Yeah of course, like when you live in a ghetto, when you live like in this case a segregated ghetto in the context of class, of race - it's clear. That’s what I mean about the US - they found themselves in this ghetto, they found themselves in the segregation.
They saw that we're here, we're all the same. We’re struggling, we’re being punished, and we've been crushed. And they were able to collectivise and fight for space, and fight for rights, and so on, and so on. Even if we know that that's far from over, but they started to weave a net of connectivity to fight it together.
Here I think that hasn't been the case. And also because in that you have an Indigenous population too, that is also marginalised. So it has its own sets of problems that mark it. That creates a different kind of situation from what you have in the West, generally speaking.
I'm just saying that it’s manifested differently… I think that's where I have an issue with debate - like proliferating debates. Western debates around race to me are very complicated, very problematic. I find them fascist in a way, because they are centred around privilege, even within the context of the oppressed.
Even in the context of the oppressed - the oppressed being the set of people of colour - there's still a sense of this kind of privilege. And I think in this case, a privilege is fine. The privilege is fine, only if they use that privilege to have compassion, and to have allegiance, and to recognise their, let’s say, brothers and sisters elsewhere. Who are not so privileged, and do not have the tools and the education and the platform.

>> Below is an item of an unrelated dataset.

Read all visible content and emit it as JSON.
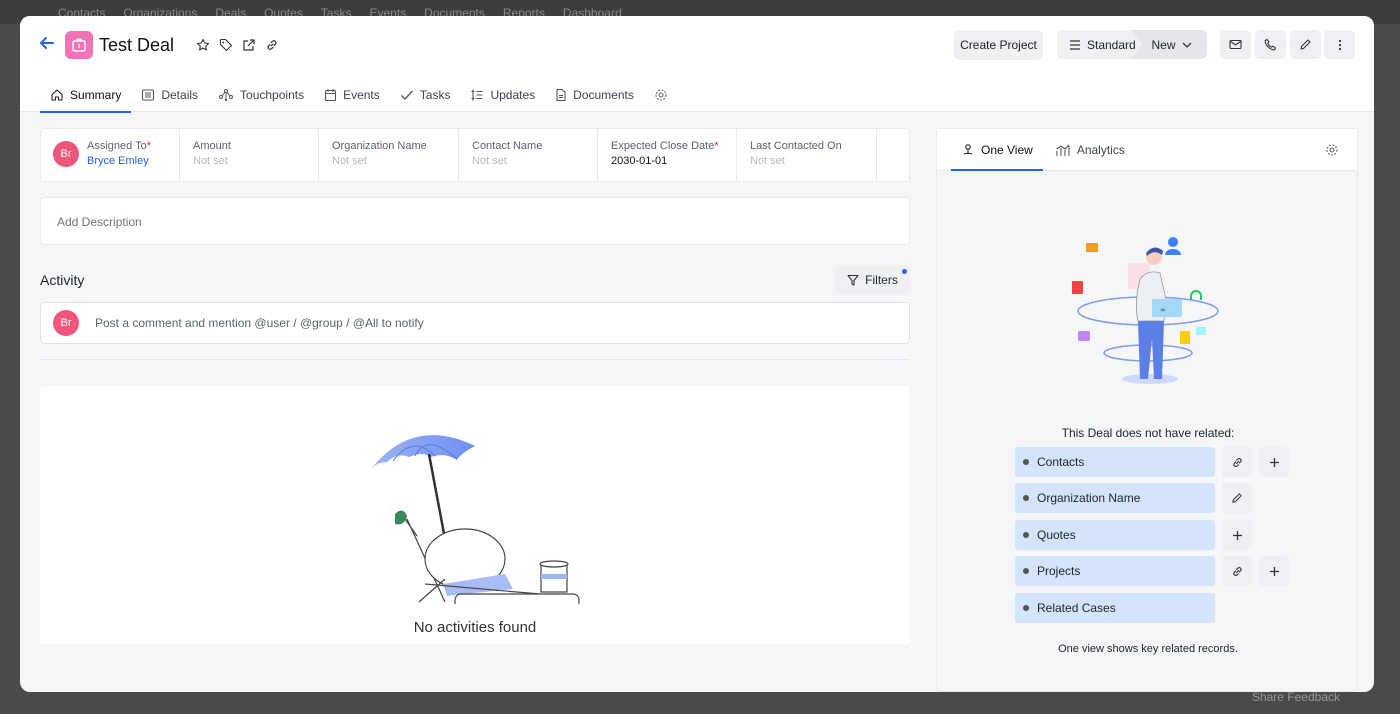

But in the case of the US, perhaps even Britain, I say that it's somewhat fascist. Because there is no… First of all, even in the UK, the discourse is an imported discourse from America, you know, which is absurd. Because the context in Britain is very, very different from the US.
And then you have the US kind of discourse, you know, completely ignoring everything else around the world. And it’s also a discourse that exists within the context of neoliberalism, you know? And so there is a sense of righteousness. And that's fine, if that's within the context of that culture. But because effectively every channel of discourse - let's say social media - is an American production then every tool is co-opted.
So every tool is co-opted, where like the paws of an American intervention are always in place. You know it's very difficult to allow for, let's say, Brazilians - like an Afro-Brazilian population who is dominant, ironically, outside of Africa, to have a space. And even if they had that space, you know, maybe they just don't want to take it in the same way.
Because culturally, they've been programmed differently. You know, the cultural programme is different. It's not the same as the UK, it’s not the same as the US. So, those things haven’t... While I'm not negating that… there might be… I don't know - I’m always speculating… What proliferates is this heavy-handed American discourse.
Photograph: © Cian Oba-Smith
Born in Colombia and based in various locations, Oscar Murillo (b. 1986) is known for an inventive and itinerant practice that encompasses paintings, works on paper, sculptures, installations, actions, live events, collaborative projects, and videos. Taken as a whole, his body of work demonstrates a sustained emphasis on the notion of cultural exchange and the multiple ways in which ideas, languages, and even everyday items are displaced, circulated, and increasingly intermingled. Murillo's work conveys a nuanced understanding of the specific conditions of globalization and its attendant state of flux, while maintaining the universality of human experience.